Activity
For every line in the records that has the word "nickname", make a copy.

### Data supplied

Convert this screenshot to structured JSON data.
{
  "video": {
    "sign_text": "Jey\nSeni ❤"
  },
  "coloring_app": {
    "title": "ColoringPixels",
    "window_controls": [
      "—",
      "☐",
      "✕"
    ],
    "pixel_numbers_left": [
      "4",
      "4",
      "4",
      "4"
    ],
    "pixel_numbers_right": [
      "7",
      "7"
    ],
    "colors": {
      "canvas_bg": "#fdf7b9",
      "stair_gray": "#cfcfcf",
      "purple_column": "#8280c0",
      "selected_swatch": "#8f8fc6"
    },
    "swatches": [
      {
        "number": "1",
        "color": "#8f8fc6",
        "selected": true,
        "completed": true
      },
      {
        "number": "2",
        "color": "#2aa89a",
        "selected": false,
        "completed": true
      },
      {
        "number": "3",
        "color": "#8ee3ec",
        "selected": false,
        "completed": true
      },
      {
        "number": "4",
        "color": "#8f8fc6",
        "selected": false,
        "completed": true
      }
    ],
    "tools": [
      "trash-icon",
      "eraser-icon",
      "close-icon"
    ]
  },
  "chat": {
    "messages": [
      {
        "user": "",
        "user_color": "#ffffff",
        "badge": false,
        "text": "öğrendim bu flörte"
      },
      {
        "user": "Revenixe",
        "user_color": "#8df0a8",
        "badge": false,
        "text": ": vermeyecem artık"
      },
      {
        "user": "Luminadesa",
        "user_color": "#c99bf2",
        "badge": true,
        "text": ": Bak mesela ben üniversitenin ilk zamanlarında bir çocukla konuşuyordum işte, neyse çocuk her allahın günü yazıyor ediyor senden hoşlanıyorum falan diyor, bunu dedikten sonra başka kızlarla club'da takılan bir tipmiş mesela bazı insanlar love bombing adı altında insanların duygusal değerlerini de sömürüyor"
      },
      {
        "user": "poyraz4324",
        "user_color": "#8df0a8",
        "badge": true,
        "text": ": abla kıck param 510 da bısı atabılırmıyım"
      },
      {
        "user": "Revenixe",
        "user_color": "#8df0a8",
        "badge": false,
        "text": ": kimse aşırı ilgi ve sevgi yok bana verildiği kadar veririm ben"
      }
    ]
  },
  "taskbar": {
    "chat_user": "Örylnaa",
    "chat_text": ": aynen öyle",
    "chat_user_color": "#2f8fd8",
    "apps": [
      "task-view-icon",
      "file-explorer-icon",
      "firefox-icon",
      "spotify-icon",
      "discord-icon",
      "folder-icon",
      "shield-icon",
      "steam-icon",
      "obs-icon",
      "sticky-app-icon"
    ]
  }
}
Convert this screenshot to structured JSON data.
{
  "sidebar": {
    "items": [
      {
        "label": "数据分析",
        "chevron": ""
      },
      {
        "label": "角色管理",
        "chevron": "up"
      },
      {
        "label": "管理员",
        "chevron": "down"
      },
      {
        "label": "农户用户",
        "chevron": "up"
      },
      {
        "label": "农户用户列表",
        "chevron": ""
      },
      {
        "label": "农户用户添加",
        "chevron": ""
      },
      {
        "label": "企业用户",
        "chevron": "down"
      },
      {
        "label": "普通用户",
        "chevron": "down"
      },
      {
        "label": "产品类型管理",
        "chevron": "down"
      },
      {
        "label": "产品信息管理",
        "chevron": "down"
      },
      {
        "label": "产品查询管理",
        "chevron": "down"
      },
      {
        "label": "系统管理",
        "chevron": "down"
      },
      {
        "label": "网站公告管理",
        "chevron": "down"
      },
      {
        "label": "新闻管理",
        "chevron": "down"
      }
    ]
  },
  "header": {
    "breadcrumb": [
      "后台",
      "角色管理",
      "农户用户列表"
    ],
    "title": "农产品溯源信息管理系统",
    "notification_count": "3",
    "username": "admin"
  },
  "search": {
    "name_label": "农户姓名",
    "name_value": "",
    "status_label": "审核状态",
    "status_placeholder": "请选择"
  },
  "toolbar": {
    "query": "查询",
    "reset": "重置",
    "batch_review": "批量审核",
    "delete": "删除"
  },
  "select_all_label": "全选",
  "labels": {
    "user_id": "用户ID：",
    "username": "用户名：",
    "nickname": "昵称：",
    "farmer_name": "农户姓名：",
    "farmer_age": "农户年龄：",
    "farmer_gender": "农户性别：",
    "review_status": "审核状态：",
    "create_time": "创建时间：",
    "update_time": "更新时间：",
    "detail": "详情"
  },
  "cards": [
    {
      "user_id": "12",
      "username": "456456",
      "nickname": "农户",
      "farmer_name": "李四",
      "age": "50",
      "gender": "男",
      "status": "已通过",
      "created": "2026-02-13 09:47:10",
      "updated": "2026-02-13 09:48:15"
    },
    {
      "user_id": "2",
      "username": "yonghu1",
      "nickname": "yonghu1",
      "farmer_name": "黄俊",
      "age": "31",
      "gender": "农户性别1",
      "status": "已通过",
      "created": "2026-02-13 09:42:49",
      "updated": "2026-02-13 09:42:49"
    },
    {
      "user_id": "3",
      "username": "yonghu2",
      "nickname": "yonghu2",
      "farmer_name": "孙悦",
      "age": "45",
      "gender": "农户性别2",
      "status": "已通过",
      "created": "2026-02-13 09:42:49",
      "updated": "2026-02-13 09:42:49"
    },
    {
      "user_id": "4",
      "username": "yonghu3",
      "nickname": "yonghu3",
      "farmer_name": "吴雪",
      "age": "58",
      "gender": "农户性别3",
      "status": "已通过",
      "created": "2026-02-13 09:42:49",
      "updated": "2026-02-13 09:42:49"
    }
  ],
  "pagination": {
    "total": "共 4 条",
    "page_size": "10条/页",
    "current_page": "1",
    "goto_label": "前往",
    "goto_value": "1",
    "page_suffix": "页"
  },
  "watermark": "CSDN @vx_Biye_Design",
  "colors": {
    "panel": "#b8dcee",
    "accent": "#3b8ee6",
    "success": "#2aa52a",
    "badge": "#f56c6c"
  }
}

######

Output
    "nickname": "昵称：",
      "nickname": "农户",
      "nickname": "yonghu1",
      "nickname": "yonghu2",
      "nickname": "yonghu3",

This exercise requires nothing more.